Work required: Each line that has the string "name" must be copied from the records below.
======== Data provided ========
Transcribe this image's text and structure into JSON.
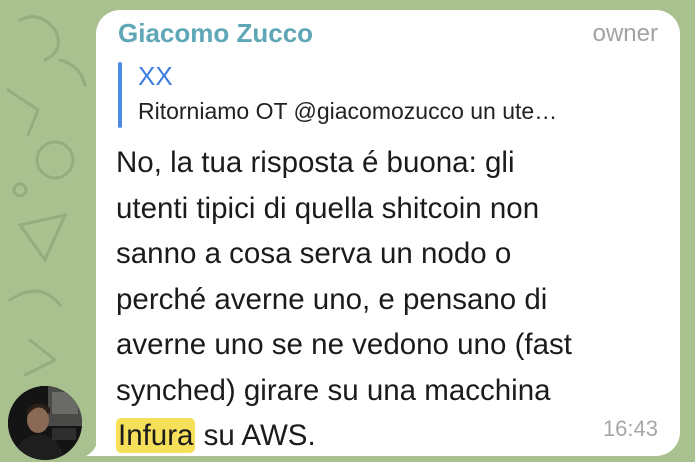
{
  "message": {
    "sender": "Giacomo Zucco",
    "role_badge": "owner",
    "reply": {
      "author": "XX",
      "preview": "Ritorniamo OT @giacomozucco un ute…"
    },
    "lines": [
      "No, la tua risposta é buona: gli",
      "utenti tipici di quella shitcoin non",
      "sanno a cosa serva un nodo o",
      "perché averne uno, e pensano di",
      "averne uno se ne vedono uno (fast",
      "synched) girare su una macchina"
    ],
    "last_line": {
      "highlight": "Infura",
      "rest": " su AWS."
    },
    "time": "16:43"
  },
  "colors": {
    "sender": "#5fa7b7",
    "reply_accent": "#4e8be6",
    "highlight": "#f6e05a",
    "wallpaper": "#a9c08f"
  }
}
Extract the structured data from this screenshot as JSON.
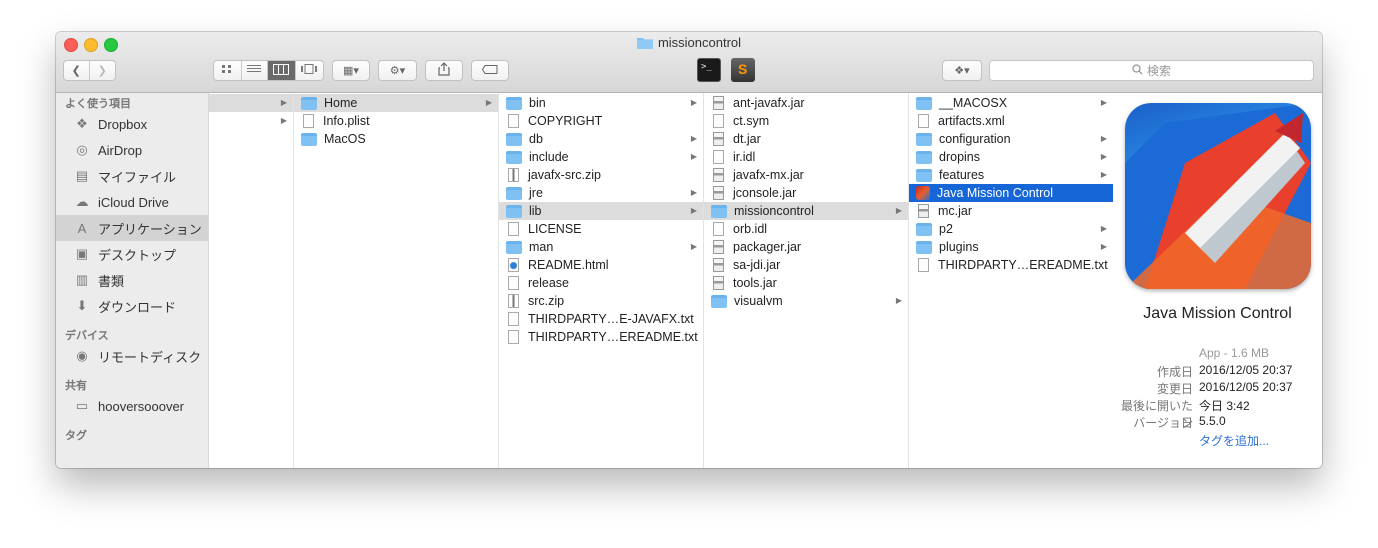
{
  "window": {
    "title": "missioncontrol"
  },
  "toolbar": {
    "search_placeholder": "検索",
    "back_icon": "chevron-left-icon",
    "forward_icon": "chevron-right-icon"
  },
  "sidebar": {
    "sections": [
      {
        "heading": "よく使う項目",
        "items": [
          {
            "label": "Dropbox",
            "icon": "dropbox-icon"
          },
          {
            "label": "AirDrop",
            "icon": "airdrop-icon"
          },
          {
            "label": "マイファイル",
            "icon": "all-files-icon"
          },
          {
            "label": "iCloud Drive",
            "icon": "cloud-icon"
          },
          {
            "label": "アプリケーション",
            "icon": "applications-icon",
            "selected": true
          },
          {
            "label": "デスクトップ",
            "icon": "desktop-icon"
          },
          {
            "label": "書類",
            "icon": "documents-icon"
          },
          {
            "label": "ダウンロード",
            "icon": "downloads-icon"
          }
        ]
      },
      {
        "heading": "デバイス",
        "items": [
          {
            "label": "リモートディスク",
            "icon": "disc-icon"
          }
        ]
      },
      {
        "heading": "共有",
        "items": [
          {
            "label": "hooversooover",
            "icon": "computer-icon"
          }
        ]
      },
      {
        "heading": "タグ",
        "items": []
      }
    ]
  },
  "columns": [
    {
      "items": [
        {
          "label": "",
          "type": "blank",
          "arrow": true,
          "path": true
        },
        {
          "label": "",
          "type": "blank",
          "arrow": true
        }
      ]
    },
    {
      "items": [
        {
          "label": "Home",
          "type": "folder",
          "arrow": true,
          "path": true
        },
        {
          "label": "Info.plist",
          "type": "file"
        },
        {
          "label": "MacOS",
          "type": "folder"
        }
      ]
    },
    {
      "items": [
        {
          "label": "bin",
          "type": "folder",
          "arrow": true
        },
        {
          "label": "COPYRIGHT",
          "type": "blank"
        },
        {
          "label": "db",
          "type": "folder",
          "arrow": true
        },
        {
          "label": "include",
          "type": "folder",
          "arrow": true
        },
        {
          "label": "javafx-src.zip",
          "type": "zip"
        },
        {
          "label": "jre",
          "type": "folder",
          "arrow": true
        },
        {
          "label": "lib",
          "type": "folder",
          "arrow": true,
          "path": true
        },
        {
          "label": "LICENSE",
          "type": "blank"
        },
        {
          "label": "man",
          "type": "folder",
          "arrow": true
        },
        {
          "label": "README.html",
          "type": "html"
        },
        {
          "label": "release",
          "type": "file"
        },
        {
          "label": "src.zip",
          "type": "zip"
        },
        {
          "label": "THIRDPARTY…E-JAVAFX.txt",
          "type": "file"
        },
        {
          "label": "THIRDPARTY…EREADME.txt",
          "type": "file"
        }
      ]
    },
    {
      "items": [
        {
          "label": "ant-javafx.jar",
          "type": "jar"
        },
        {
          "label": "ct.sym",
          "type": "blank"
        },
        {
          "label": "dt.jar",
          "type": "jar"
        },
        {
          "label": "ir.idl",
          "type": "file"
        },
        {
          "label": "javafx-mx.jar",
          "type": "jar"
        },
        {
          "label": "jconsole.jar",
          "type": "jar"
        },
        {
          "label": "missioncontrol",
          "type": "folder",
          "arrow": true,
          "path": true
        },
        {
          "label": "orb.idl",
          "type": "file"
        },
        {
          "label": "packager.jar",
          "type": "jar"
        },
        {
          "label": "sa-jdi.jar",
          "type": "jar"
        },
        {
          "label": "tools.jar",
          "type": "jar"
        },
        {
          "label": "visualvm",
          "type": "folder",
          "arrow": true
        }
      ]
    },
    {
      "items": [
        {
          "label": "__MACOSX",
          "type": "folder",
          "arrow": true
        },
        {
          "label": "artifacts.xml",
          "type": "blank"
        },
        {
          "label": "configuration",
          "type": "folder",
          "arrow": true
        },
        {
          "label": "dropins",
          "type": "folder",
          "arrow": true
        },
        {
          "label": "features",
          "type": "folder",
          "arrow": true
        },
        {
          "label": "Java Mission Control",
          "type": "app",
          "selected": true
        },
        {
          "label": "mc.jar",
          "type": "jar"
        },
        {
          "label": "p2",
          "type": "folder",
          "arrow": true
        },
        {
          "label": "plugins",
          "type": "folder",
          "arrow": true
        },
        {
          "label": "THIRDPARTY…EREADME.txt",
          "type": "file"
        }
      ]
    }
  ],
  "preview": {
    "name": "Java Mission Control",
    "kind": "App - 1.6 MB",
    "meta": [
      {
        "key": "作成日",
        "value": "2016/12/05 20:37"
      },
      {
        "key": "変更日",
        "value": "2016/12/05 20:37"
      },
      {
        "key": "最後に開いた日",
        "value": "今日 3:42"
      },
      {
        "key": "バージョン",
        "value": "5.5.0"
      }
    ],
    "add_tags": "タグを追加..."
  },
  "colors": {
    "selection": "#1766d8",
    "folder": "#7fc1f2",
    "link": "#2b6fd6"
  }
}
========
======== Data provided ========
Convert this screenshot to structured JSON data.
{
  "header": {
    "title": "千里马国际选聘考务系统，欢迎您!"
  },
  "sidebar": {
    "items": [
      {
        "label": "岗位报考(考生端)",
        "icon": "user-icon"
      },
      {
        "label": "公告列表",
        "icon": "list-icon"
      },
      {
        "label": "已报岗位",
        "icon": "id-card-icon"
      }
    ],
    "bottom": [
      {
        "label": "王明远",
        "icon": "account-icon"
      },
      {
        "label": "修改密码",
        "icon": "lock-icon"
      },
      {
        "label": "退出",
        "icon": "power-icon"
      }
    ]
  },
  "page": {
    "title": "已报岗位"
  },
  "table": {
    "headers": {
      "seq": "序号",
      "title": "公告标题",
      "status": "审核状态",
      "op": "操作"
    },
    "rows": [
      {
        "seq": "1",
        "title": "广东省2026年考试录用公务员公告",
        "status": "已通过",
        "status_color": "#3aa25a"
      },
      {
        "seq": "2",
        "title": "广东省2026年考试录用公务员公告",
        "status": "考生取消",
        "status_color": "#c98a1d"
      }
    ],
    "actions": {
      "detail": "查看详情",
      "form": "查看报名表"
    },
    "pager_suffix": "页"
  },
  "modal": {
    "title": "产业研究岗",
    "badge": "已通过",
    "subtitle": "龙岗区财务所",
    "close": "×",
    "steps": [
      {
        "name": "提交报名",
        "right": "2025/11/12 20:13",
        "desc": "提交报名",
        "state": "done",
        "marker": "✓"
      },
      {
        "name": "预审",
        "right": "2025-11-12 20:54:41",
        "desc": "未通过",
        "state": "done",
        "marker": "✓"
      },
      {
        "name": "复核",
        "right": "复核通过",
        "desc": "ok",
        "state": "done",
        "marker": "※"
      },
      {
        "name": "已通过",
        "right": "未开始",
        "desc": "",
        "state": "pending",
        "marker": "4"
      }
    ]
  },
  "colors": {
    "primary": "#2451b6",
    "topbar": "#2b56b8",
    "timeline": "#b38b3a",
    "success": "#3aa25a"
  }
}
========
Result below:
    "name": "Java Mission Control",
        "name": "提交报名",
        "name": "预审",
        "name": "复核",
        "name": "已通过",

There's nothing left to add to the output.